A college in regional Victoria will remain open in the wake of a serious bus crash involving 27 of its students to support others left traumatised by the ordeal.
Ballarat’s Loreto College will keep its doors open on Thursday despite the day of mourning for Queen Elizabeth II, so students, families and carers can come in to access counselling, principal Michelle Brodrick confirmed.
The college was plunged into shock after a school bus carrying 27 pupils in years nine to 11 crashed down an embankment after it was hit from behind by a truck in the early hours of Wednesday.
Police called their escape from the vehicle, on what was meant to be an excursion, “miraculous”.
“I think it was fairly harrowing for everyone involved—how anyone wasn’t more seriously injured is incredible,” Victoria Police Acting Superintendent Jason Templar told reporters on Wednesday afternoon.
Two teenage girls were flown to the Royal Children’s Hospital in serious but stable condition following the collision.

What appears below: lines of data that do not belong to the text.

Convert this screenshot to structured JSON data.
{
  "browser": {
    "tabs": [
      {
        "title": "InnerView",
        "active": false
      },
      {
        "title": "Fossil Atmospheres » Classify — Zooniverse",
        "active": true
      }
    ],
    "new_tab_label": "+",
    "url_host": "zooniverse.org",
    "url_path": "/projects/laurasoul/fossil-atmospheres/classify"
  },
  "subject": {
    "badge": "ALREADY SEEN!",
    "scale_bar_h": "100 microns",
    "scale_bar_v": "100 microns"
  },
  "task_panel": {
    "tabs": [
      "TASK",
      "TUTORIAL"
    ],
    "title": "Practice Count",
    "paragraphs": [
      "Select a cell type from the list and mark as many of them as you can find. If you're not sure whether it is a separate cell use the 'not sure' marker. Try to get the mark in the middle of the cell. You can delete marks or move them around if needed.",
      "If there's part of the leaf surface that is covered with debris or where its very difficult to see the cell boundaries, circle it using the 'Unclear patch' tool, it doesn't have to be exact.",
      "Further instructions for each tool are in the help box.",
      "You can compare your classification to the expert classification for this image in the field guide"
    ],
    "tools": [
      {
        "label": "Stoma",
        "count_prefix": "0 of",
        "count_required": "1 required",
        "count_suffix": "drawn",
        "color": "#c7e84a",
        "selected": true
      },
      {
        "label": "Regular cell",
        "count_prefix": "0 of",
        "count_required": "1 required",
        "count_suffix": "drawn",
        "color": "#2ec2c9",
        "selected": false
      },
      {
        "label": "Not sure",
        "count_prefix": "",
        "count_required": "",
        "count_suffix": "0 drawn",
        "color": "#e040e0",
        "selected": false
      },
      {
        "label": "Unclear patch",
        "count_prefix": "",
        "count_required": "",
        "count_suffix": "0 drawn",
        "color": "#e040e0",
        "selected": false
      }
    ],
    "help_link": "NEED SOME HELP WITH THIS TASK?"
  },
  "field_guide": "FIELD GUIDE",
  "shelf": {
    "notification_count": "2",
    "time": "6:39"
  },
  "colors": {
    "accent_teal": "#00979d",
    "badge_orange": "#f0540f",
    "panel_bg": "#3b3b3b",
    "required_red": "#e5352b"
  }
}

The truck driver was taken to hospital with serious injuries, police said, and the bus driver—aged in his 50s—sustained minor injuries in the crash.
Kangaroo Transport Industries (KTI) CEO Steve Buck said in a statement that one of their B-doubles was involved, and the 60-year-old driver was a sub-contractor “who has been safely driving road trains for more than 30 years”.

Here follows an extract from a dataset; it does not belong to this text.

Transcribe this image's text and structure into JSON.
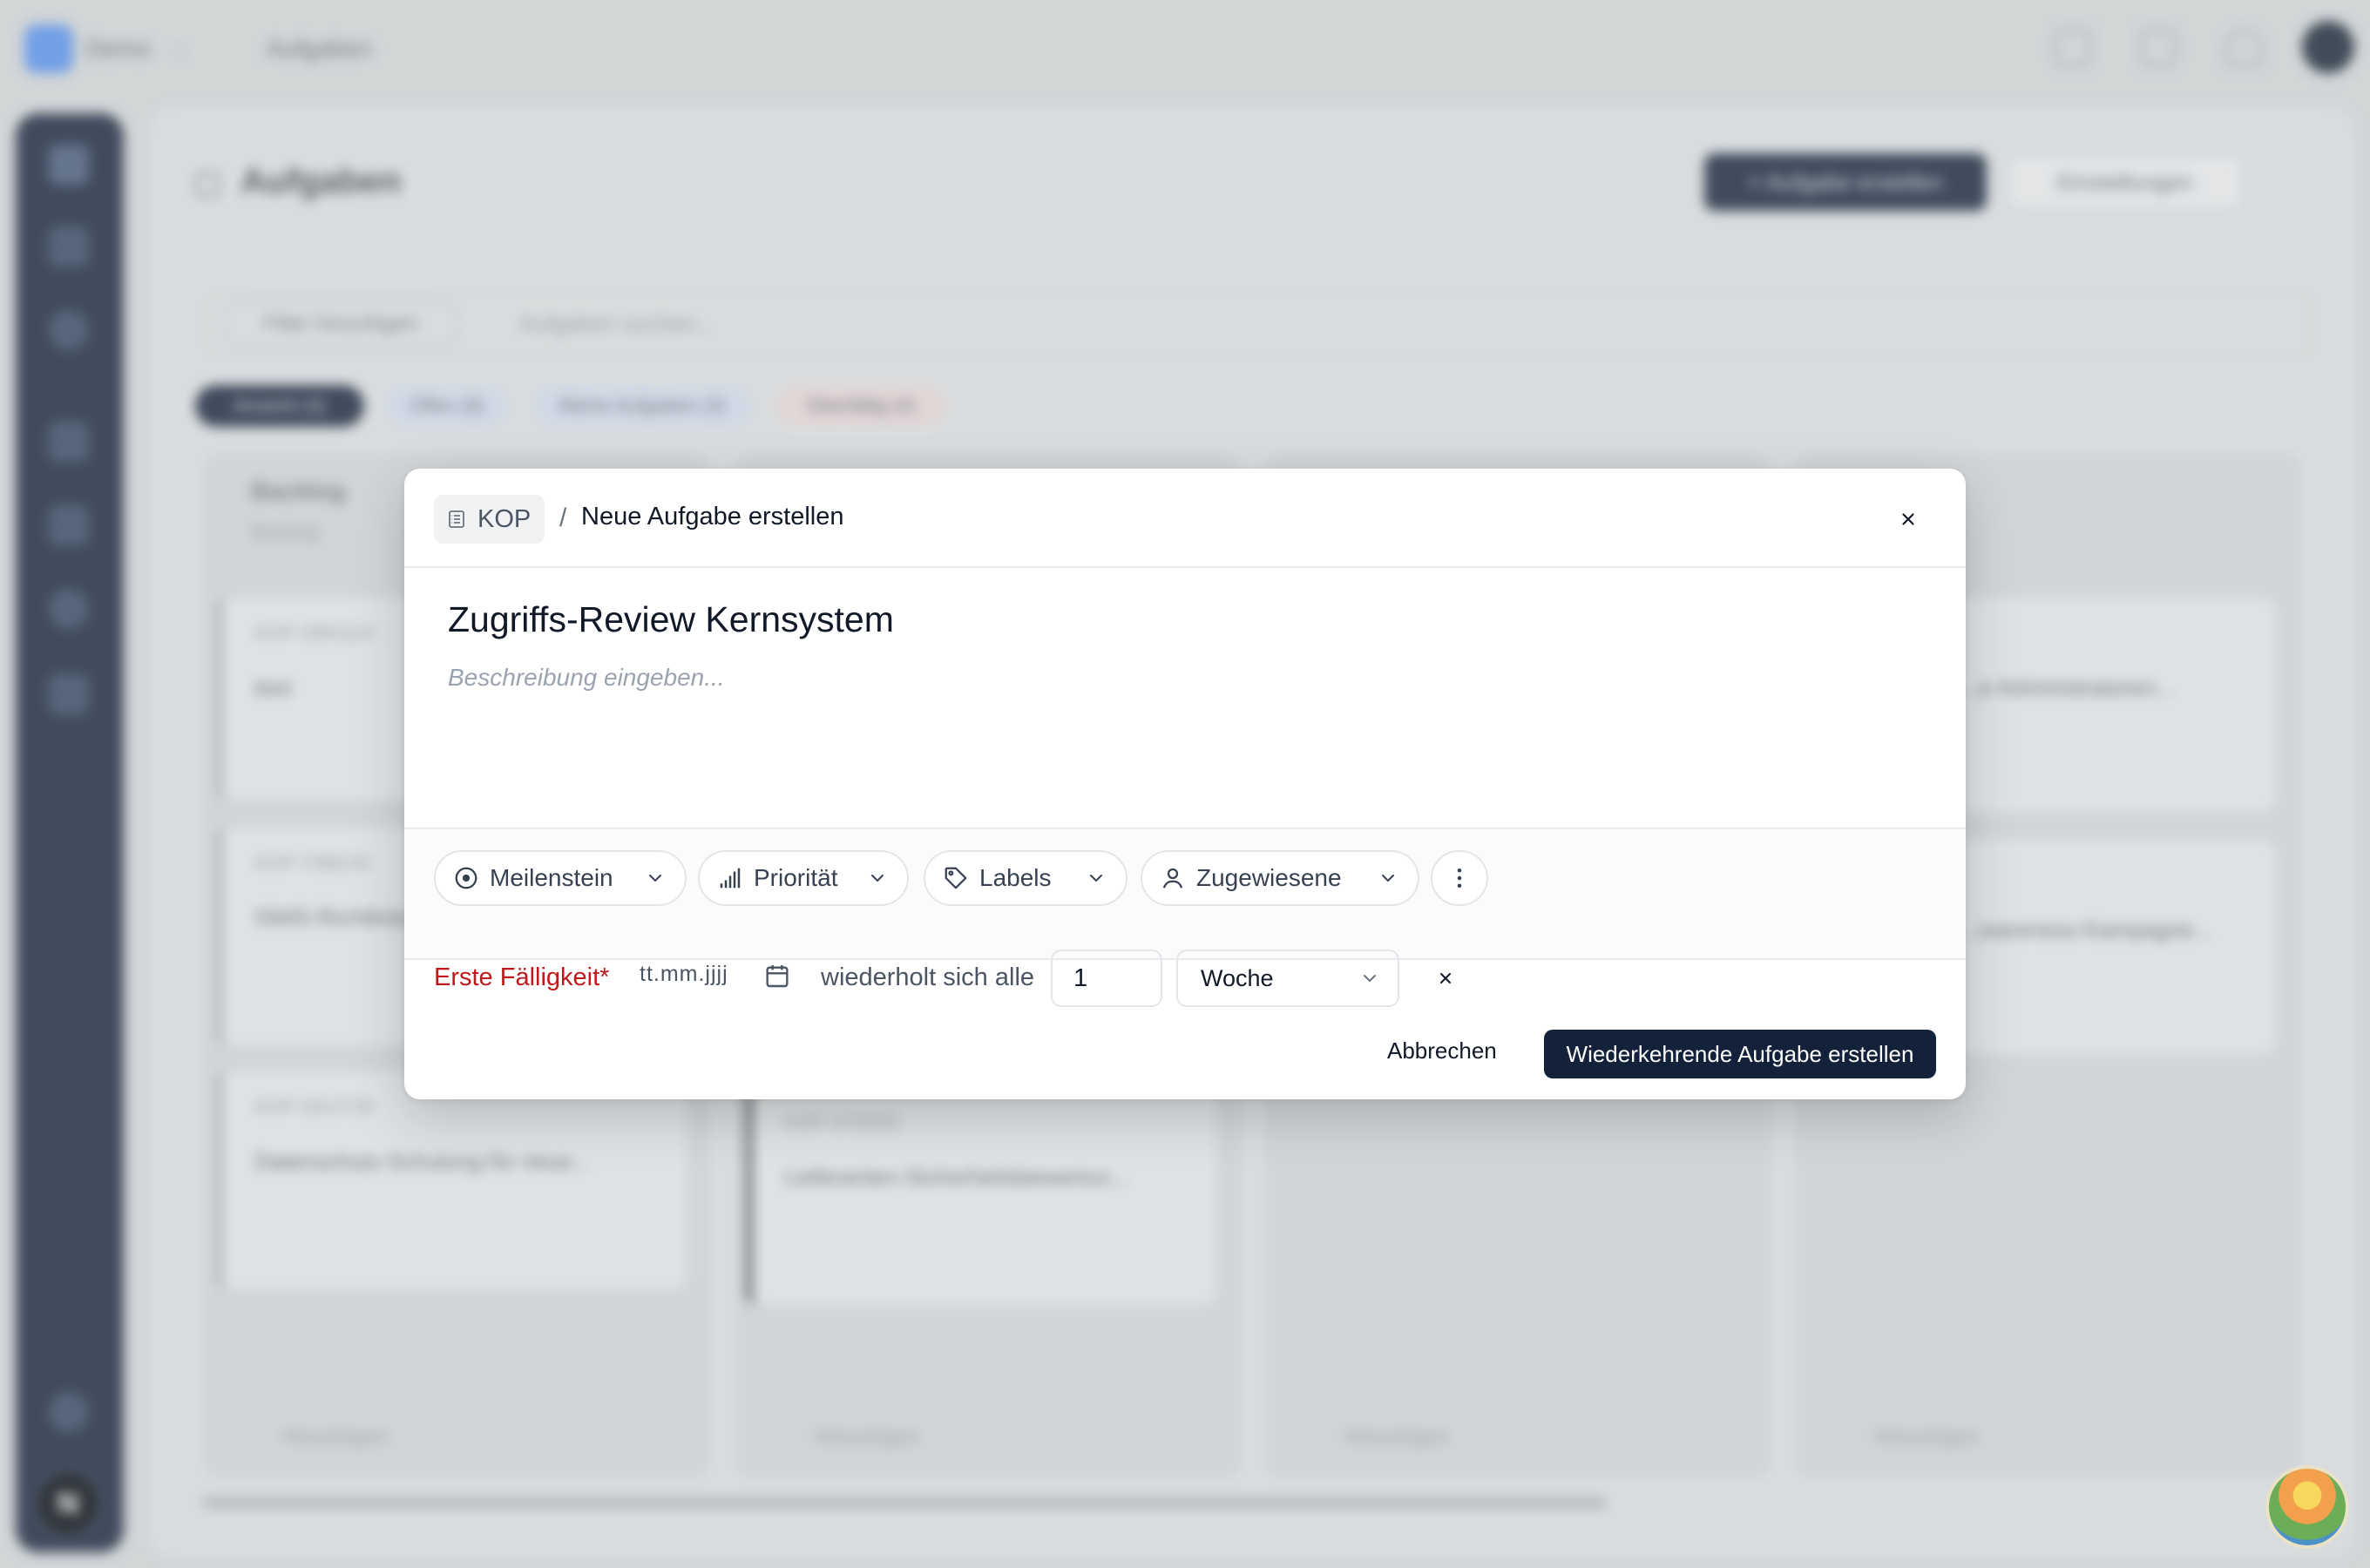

“He was trapped in the cab and was among those taken to hospital and is undergoing surgery.”
The other 25 students on the bus and four adults were taken to the hospital for observation, police said.
Speed limits at the time of the Western Highway crash at Bacchus Marsh at about 3.15 a.m. on Wednesday were reduced because of another collision the previous night.

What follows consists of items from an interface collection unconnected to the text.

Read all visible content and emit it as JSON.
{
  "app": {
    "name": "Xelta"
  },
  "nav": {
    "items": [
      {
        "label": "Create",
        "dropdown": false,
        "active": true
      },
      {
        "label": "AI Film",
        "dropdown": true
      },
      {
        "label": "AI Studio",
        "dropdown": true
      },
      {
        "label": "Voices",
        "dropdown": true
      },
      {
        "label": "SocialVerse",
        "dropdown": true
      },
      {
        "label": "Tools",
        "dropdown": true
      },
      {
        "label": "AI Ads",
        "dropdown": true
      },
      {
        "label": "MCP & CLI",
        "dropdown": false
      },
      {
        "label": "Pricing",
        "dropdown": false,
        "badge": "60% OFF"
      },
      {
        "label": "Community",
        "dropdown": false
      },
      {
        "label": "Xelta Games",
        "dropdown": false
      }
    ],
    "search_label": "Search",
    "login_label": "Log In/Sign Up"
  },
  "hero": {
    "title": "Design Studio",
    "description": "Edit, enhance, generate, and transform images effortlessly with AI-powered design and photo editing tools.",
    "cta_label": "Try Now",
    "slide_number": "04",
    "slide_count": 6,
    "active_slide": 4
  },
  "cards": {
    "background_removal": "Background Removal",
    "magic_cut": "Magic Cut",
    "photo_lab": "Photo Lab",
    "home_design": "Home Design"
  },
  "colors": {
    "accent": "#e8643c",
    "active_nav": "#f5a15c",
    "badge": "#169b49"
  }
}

The students were on their way to the airport at the time of the crash.
Along with the school, Premier Daniel Andrews offered up his support on Wednesday, saying the images and reports of the crash were “shocking”.
“I’ve spoken with Loreto College’s Principal, and we’ll give the school community all the support they need,” he wrote on Twitter.
Grampians Health also said on Wednesday that with many requiring ongoing support, it would continue to work with the school where appropriate.
Grampians Health’s Ballarat Base Hospital took on 16 patients from the crash – 13 of whom were discharged by Wednesday afternoon.
Melbourne-bound lanes of the Western Freeway between Ballan and Bacchus Marsh remained close on Wednesday evening.
Major collision unit detectives were investigating the exact circumstances of the crash.